SF: Competition is still the biggest driver of innovation. As it has been since the beginning of industrial production, in the end it is an entrepreneurial vision and the courage to break new ground. Lastly, a major innovation is also associated with a financial risk that should not be underestimated. According to Schumpeter, innovations are initially always the opinion of a minority.
Basically, it is about finding “allies” for an idea. On the one hand, these are customers who are available for a pilot application and see a benefit for themselves in the form of a strategic competitive advantage. On the other hand, it is the employees who design products and processes in an innovation-friendly climate.
What innovation potential do you see in the digitization and further development of business models?
SF: This is quickly told with an anecdote: at the beginning of the 1990s, when a certain MIT-Paper was coined as being the management bible for German management, so to speak, Mr. Lopez was asked by a colleague on the board of BMW what was new about lean management.
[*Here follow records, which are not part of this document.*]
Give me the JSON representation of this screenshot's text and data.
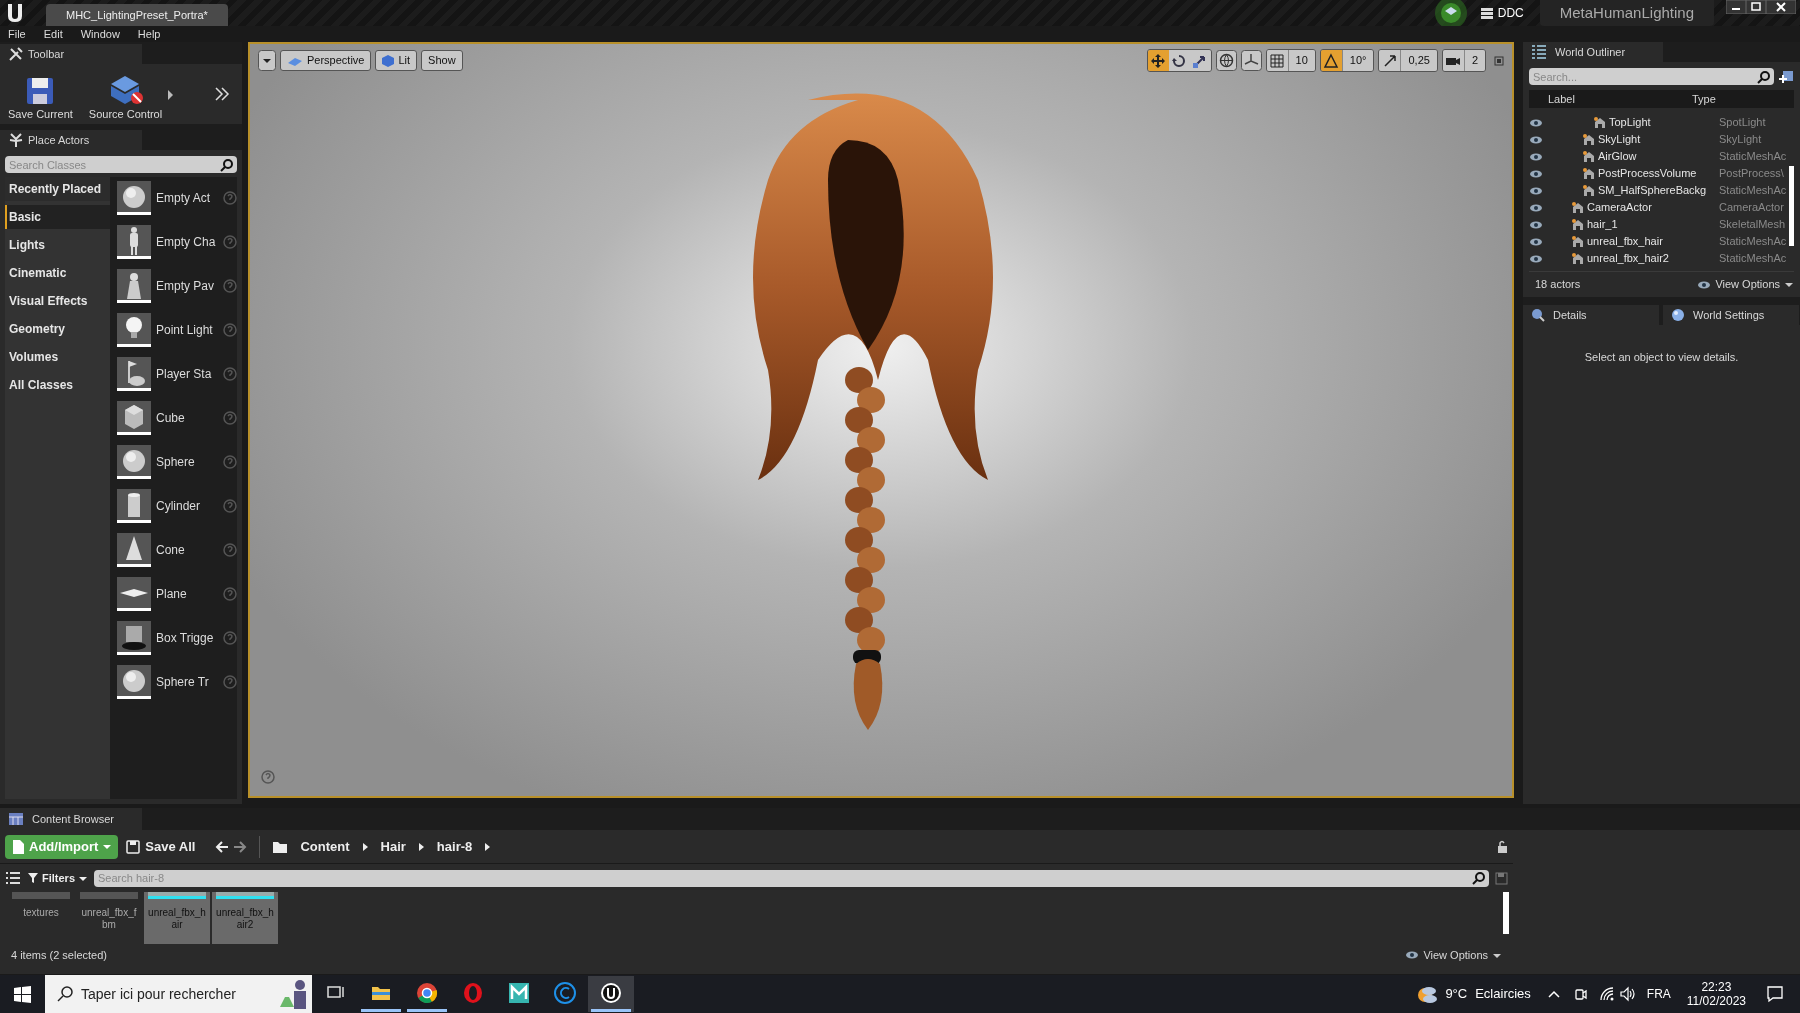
{
  "title_bar": {
    "tab": "MHC_LightingPreset_Portra*",
    "ddc": "DDC",
    "project": "MetaHumanLighting"
  },
  "menu": [
    "File",
    "Edit",
    "Window",
    "Help"
  ],
  "toolbar": {
    "tab": "Toolbar",
    "buttons": [
      {
        "label": "Save Current",
        "kind": "save"
      },
      {
        "label": "Source Control",
        "kind": "source"
      }
    ]
  },
  "place_actors": {
    "tab": "Place Actors",
    "search": {
      "placeholder": "Search Classes"
    },
    "categories": [
      {
        "label": "Recently Placed",
        "selected": false
      },
      {
        "label": "Basic",
        "selected": true
      },
      {
        "label": "Lights",
        "selected": false
      },
      {
        "label": "Cinematic",
        "selected": false
      },
      {
        "label": "Visual Effects",
        "selected": false
      },
      {
        "label": "Geometry",
        "selected": false
      },
      {
        "label": "Volumes",
        "selected": false
      },
      {
        "label": "All Classes",
        "selected": false
      }
    ],
    "items": [
      {
        "label": "Empty Act",
        "kind": "sphere"
      },
      {
        "label": "Empty Cha",
        "kind": "figure"
      },
      {
        "label": "Empty Pav",
        "kind": "pawn"
      },
      {
        "label": "Point Light",
        "kind": "bulb"
      },
      {
        "label": "Player Sta",
        "kind": "flag"
      },
      {
        "label": "Cube",
        "kind": "cube"
      },
      {
        "label": "Sphere",
        "kind": "sphere"
      },
      {
        "label": "Cylinder",
        "kind": "cylinder"
      },
      {
        "label": "Cone",
        "kind": "cone"
      },
      {
        "label": "Plane",
        "kind": "plane"
      },
      {
        "label": "Box Trigge",
        "kind": "box"
      },
      {
        "label": "Sphere Tr",
        "kind": "sphere"
      }
    ]
  },
  "viewport": {
    "buttons": [
      "Perspective",
      "Lit",
      "Show"
    ],
    "tools": [
      {
        "kind": "translate",
        "selected": true
      },
      {
        "kind": "rotate",
        "selected": false
      },
      {
        "kind": "scale",
        "selected": false
      }
    ],
    "snaps": [
      {
        "kind": "grid",
        "value": "10",
        "on": false
      },
      {
        "kind": "rotation",
        "value": "10°",
        "on": true
      },
      {
        "kind": "scale",
        "value": "0,25",
        "on": false
      },
      {
        "kind": "camera",
        "value": "2",
        "on": false
      }
    ]
  },
  "outliner": {
    "tab": "World Outliner",
    "search": {
      "placeholder": "Search..."
    },
    "columns": [
      "Label",
      "Type"
    ],
    "rows": [
      {
        "children": [
          {
            "children": [
              {
                "label": "TopLight",
                "type": "SpotLight",
                "visible": true
              }
            ]
          },
          {
            "label": "SkyLight",
            "type": "SkyLight",
            "visible": true
          },
          {
            "label": "AirGlow",
            "type": "StaticMeshAc",
            "visible": true
          },
          {
            "label": "PostProcessVolume",
            "type": "PostProcess\\",
            "visible": true
          },
          {
            "label": "SM_HalfSphereBackg",
            "type": "StaticMeshAc",
            "visible": true
          }
        ]
      },
      {
        "label": "CameraActor",
        "type": "CameraActor",
        "visible": true
      },
      {
        "label": "hair_1",
        "type": "SkeletalMesh",
        "visible": true
      },
      {
        "label": "unreal_fbx_hair",
        "type": "StaticMeshAc",
        "visible": true
      },
      {
        "label": "unreal_fbx_hair2",
        "type": "StaticMeshAc",
        "visible": true
      }
    ],
    "count": "18 actors",
    "view_options": "View Options"
  },
  "details": {
    "tabs": [
      "Details",
      "World Settings"
    ],
    "message": "Select an object to view details."
  },
  "content_browser": {
    "tab": "Content Browser",
    "add_import": "Add/Import",
    "save_all": "Save All",
    "path": [
      "Content",
      "Hair",
      "hair-8"
    ],
    "filters": "Filters",
    "search": {
      "placeholder": "Search hair-8"
    },
    "items": [
      {
        "label": "textures",
        "selected": false
      },
      {
        "label": "unreal_fbx_fbm",
        "selected": false
      },
      {
        "label": "unreal_fbx_hair",
        "selected": true
      },
      {
        "label": "unreal_fbx_hair2",
        "selected": true
      }
    ],
    "status": "4 items (2 selected)",
    "view_options": "View Options"
  },
  "taskbar": {
    "search": {
      "placeholder": "Taper ici pour rechercher"
    },
    "apps": [
      {
        "kind": "taskview",
        "active": false
      },
      {
        "kind": "folder",
        "active": true
      },
      {
        "kind": "chrome",
        "active": true
      },
      {
        "kind": "opera",
        "active": false
      },
      {
        "kind": "maya",
        "active": false
      },
      {
        "kind": "c",
        "active": false
      },
      {
        "kind": "unreal",
        "active": true
      }
    ],
    "temperature": "9°C",
    "weather": "Eclaircies",
    "language": "FRA",
    "time": "22:23",
    "date": "11/02/2023"
  }
}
Mr. Lopez replied: “If you haven’t already realized what’s new, you will have a lot of time to play golf.” That’s exactly the point: if you sleep through digitization, you will disappear from the market in the medium term. That’s why good ideas and rapid implementation are booming.
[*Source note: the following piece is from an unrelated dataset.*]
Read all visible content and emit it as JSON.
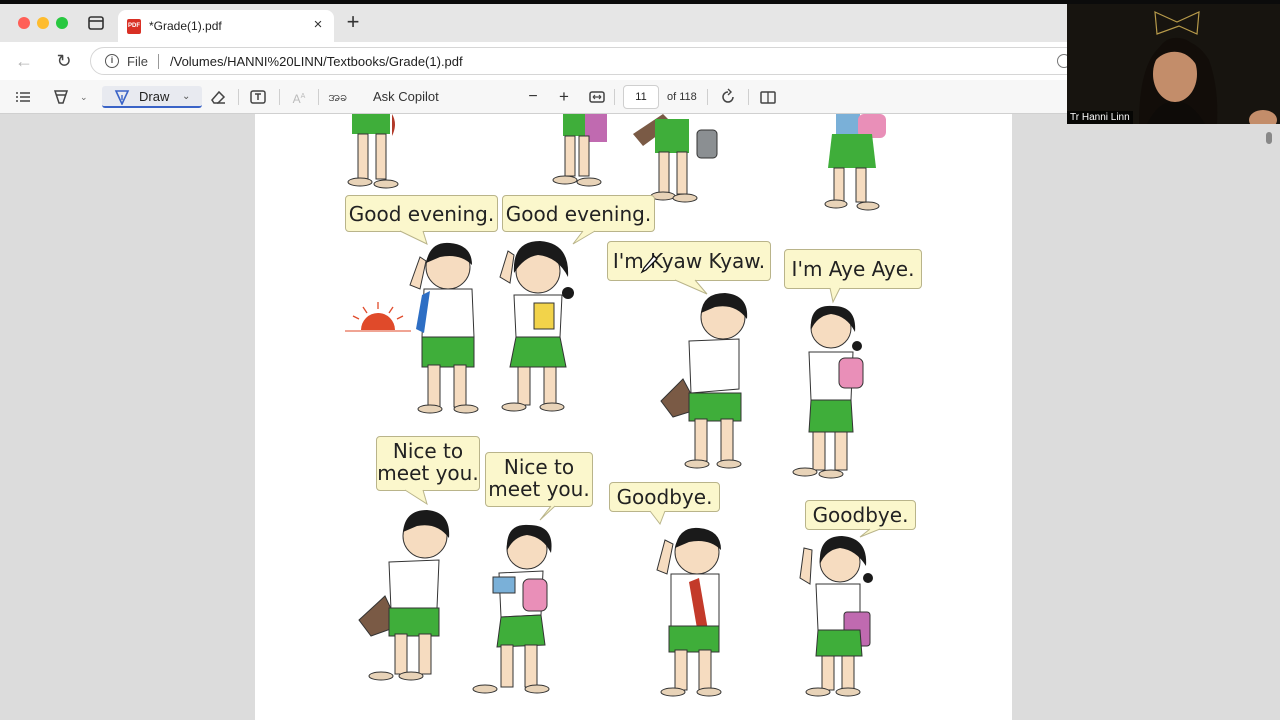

I also see a second important aspect: economic history has shown that crises and external shocks always act as a catalyst for innovation and accelerate structural upheavals. The Corona crisis will not be an exception. It is already apparent that companies with a high level of digital maturity are coming through the crisis better than others. Companies with digital products are also amongst the winners within the crisis. For example, the video conferencing provider "Zoom" currently has a higher stock market value than the four largest airlines combined. Even if this is an exception, this comparison shows very clearly: Investments in digitization contribute significantly to increasing the value of the company.
Finally, Mr. Sahm, what advice would you like to give companies on the road to innovative products?
RS: Always start from the customer benefit point of view: what is the benefit? How can they obtain added value from your product that is so good that it inspires end consumers and binds them to your brand? Companies must have their finger on the pulse of developments, drive their core business forward, but also continue to develop it further. Digitization is driving innovations to the market at a rapid pace. It is therefore important to be awake, be observant of other markets, and to deduce from this what significance these developments have for your own product. It also takes courage: sometimes you “simply” have to dare to enter new territory.
Thank you very much for the interview.
RASTAL has developed a digital coffee mug for enomyc that you may be holding in your hands right now. Currently, the embedded link leads to this blog post. To try it, simply hold your cup to your smartphone or tablet. As you now know, the linked NFC chip can always be encoded with new content, as required. So, stay tuned for the content that will appear from checking the cup on your display in the future!